On May 13th, Mike Melville piloted Scaled Composites SpaceShipOne to an altitude of 40 miles. At 50 miles a USAF pilot would be granted their Astronaut Wings. The Federation Aeronautique International (FAI) defines the boundary of space as 100 kilometers, just over 62 miles.

Here is the Scaled Composites flight report:

Objectives: The third powered flight of SpaceShipOne. 55 seconds motor burn time. Handling qualities during boost and performance verification. Reaction control system use for reorientation to entry attitude. Supersonic feather stability and control.

Results: Launch conditions were 46,000 feet and 120 knots. Motor light off occurred 10 seconds after release and the vehicle boosted smoothly to 150,000 feet and Mach 2.5. Subsequent coast to apogee of 211,400 feet. During a portion of the boost, the flight director display was inoperative, however the pilot continued the planned trajectory referencing the external horizon. Reaction control authority was as predicted and the vehicle recovered in feather experiencing 1.9M and 3.5G’s. Feather oscillations were actively damped by the pilot and the wing was de-feathered starting at 55,000 feet. The onboard avionics was re-booted and a smooth and uneventful landing made to Mojave.

The previous test flight on April 8 reached just under 20 miles. It seems certain they will cross the 50 miles ‘astronaut’ threshold sometime in June unless detailed examination of test data or post-flight inspection of the vehicle turn up a serious problem.

Given the progress of the current test campaign, I expect the the FAI altitude will be reached no later than July: sooner if test results and vehicle condition allow it. In the best case they will cross both altitude thresholds in June and will make the Ansari Prize (X-Prize) winning flights in July or August:

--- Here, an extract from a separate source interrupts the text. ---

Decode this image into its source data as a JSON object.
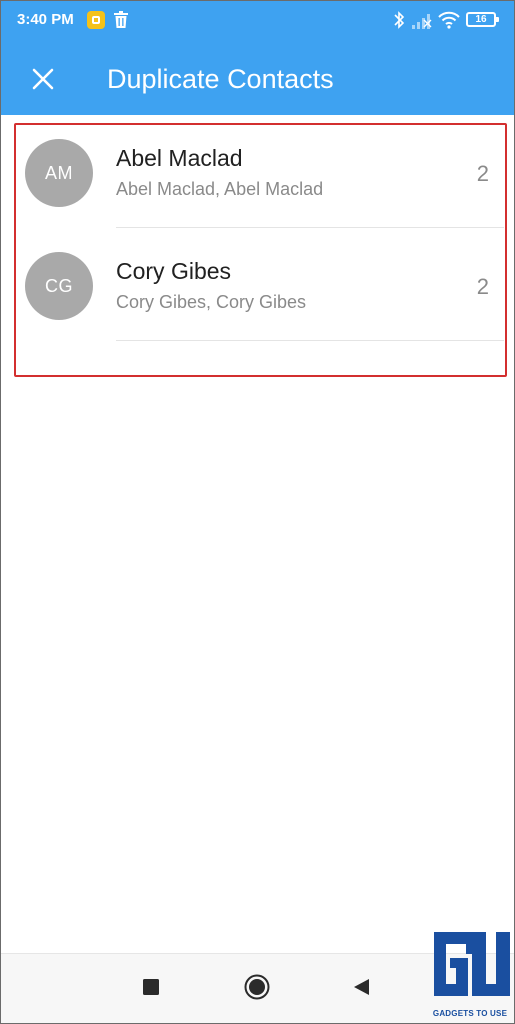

The ANSARI X PRIZE is a $10,000,000 prize to jumpstart the space tourism industry through competition between the most talented entrepreneurs and rocket experts in the world. The $10 Million cash prize will be awarded to the first team that:

  1. Privately finances, builds & launches a spaceship, able to carry three people to 100 kilometers (62.5 miles)
  2. Returns safely to Earth
  3. Repeats the launch with the same ship within 2 weeks

I believe they will make at least one flight over 62 miles on July 20th, the 35th anniversary of the Apollo 11 landing on the moon.

8 comments to Closing in on the Edge of Space

  • Good News . It seems that the flight controls worked fine. This was my main worry about this system.

    The craft went through a feathering/ defeathering cycle and seems to have come out of it fine. Again Good News.

    The avionics needed rebooting mmmm just like the F-22.

    Good luck to them all.

  • ‘Bout time, eh? Wasn’t it in the early Sixties that some X-15 pilots got their astronaut wings for going over 50 miles up? And they flew over Mach 7, I believe. Of course, doing it on Paul Allen’s dime is a lot better than on the average taxpayer’s.

  • D Anghelone

    Bout time, eh? Wasn’t it in the early Sixties that some X-15 pilots got their astronaut wings for going over 50 miles up? And they flew over Mach 7, I believe. Of course, doing it on Paul Allen’s dime is a lot better than on the average taxpayer’s.

    IIRC, it was 384,000 feet in 1963. X-20 would have done it all.

    IMO, we U.S. taxpayers would have gotten much for our dime with DynaSoar (X-20) than we did with the political showboat of Apollo. That’s not, however, a popular view.

  • In fact we would have gotten more with Apollo OR with Dyna Soar if we’d just picked one and stuck to it.

    What kills the program is that the basic launch vehicle is chopped and changed every few years. NASA is getting out of the Launch vehicle business , probably a good idea.

  • Hold on, they actually had a project they called “Dyna Soar”? Isn’t that fitting for the whole bureaucracy of NASA anyway?

    I’m really glad to see SS1 going so well. This is really exciting. A quick question tho: can someone explain ‘feathering / defeathering’ quickly?

  • Dyna Soar was actually an air force project. It was a space plane similar to the recently canceled OSP (Now part of the CEV ) It was intended to service the Manned Orbital Laboratory (MOL). This was to be a manned spy satellite, they wanted to put up in the late 1960s to get around the limits of the Corona system which sent its film back to earth to be developed. (See the movie Ice Station Zebra)

    Dyna Soar, or something like it, could have serviced a space station, but the US government canceled it. Later they let the Saturn V line run down while starving the Shuttle of development funds.

  • Julian Morrison

    Feathering is when SS1 flips the tail assembly up so that the vehicle reenters the atmosphere belly-first with its tail trailing behind it, after the manner of a badminton shuttle-cock.

  • D Anghelone

    Thanks, spacer. You might like a favorite of mine from the Boeing website:

    “Dyna Soar actually reached the full-scale engineering mockup stage before it was canceled in December 1963 – a major blunder for American techno-logical leadership in space.”